How do you define success? For me, success is when you set goals then accomplish them to a certain point. When I can execute at least 80% of my goals, it is a synonym of success, keeping in mind that a 100% realization of my goals is mostly a utopia.
What advice would you give to someone just starting a career in conservation? Perseverance, engagement, and the love of what you’re doing. Conservation is not an exact science but a progressive amendment of previous knowledge to adapt to new environmental needs. There is not a definitive method in conservation, but a perpetual improvement or modification of management methods to fit needs based on the conservation goals. To be successful, a person would have to develop a high level of critical thinking and analysis. Being able to step back and see conservation as the interconnection of multi-disciplines would be a great starting point for a successful career in the conservation field.
What does your dissertation project focus on? Investigating climate changes and their impacts on the Niger river (West Africa) watershed and the consequences of these impacts on riverside residents will be my focus. I will then compare the conditions of the Niger river to those of the Charles river located in Massachusetts and make suggestions on how to improve the river system in both rivers.
5. Upcoming Events
Cognitive and Perceptual Barriers to Green Infrastructure: Local Decision-Making In Rhode Island Webinar
Tuesday, July 27th, 2021 (2pm- 3pm) EST
Who Should Attend?
Municipal leaders (engineers, planners, public works, etc.), local and regional elected officials, green infrastructure and stormwater management practitioners and technical service providers, academic researchers.
Presenter: Kyle Gray
2021 Martha’s Vineyard Coastal Conference
Monday, October 4th, 2021, 9am – Tuesday, October 5th, 2021, 5pm EDT
Who Should Attend?
Coastal managers, environmental organizations, town officials, staff, conservation commissions, planning boards, and anyone interested in learning more about the coast. The conference is FREE.
6. Job Opportunities
New U.S. Fish and Wildlife Services Job Openings in Southern New England:
Law Enforcement Support Assistant (Hadley, MA)
Logistics Management Specialist (Hadley, MA)
Fish & Wildlife Administrator (Hadley, MA)
And multiple positions with location negotiable after selection!
Assistant/Associate Extension Educator – Bethel, CT
The Department of Extension is seeking applicants for a full-time (11-month), non-tenure track Assistant/Associate Extension Educator, primarily based at the Fairfield County Extension Office.
Extension Educators are community-based faculty who make a difference in communities by connecting community needs with university resources.
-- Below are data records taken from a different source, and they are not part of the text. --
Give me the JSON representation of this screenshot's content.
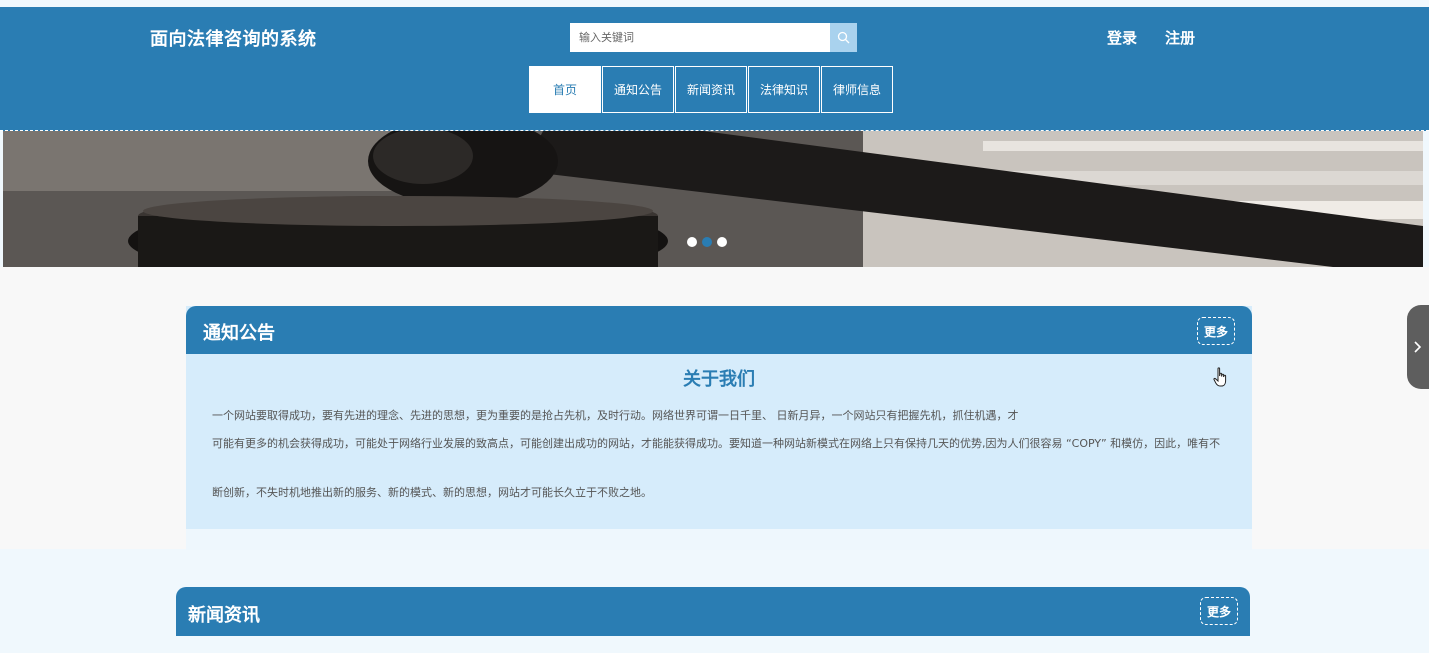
{
  "header": {
    "site_title": "面向法律咨询的系统",
    "search_placeholder": "输入关键词",
    "login": "登录",
    "register": "注册"
  },
  "nav": {
    "items": [
      {
        "label": "首页",
        "active": true
      },
      {
        "label": "通知公告"
      },
      {
        "label": "新闻资讯"
      },
      {
        "label": "法律知识"
      },
      {
        "label": "律师信息"
      }
    ]
  },
  "notice": {
    "title": "通知公告",
    "more": "更多",
    "article_title": "关于我们",
    "paragraphs": [
      "一个网站要取得成功，要有先进的理念、先进的思想，更为重要的是抢占先机，及时行动。网络世界可谓一日千里、 日新月异，一个网站只有把握先机，抓住机遇，才",
      "可能有更多的机会获得成功，可能处于网络行业发展的致高点，可能创建出成功的网站，才能能获得成功。要知道一种网站新模式在网络上只有保持几天的优势,因为人们很容易 “COPY” 和模仿，因此，唯有不",
      "断创新，不失时机地推出新的服务、新的模式、新的思想，网站才可能长久立于不败之地。"
    ]
  },
  "news": {
    "title": "新闻资讯",
    "more": "更多"
  },
  "colors": {
    "primary": "#2a7db3",
    "panel_bg": "#d6ecfb"
  }
}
The successful candidate shall create an active 4-H youth development program with a focus on STEM, food, and agricultural literacy.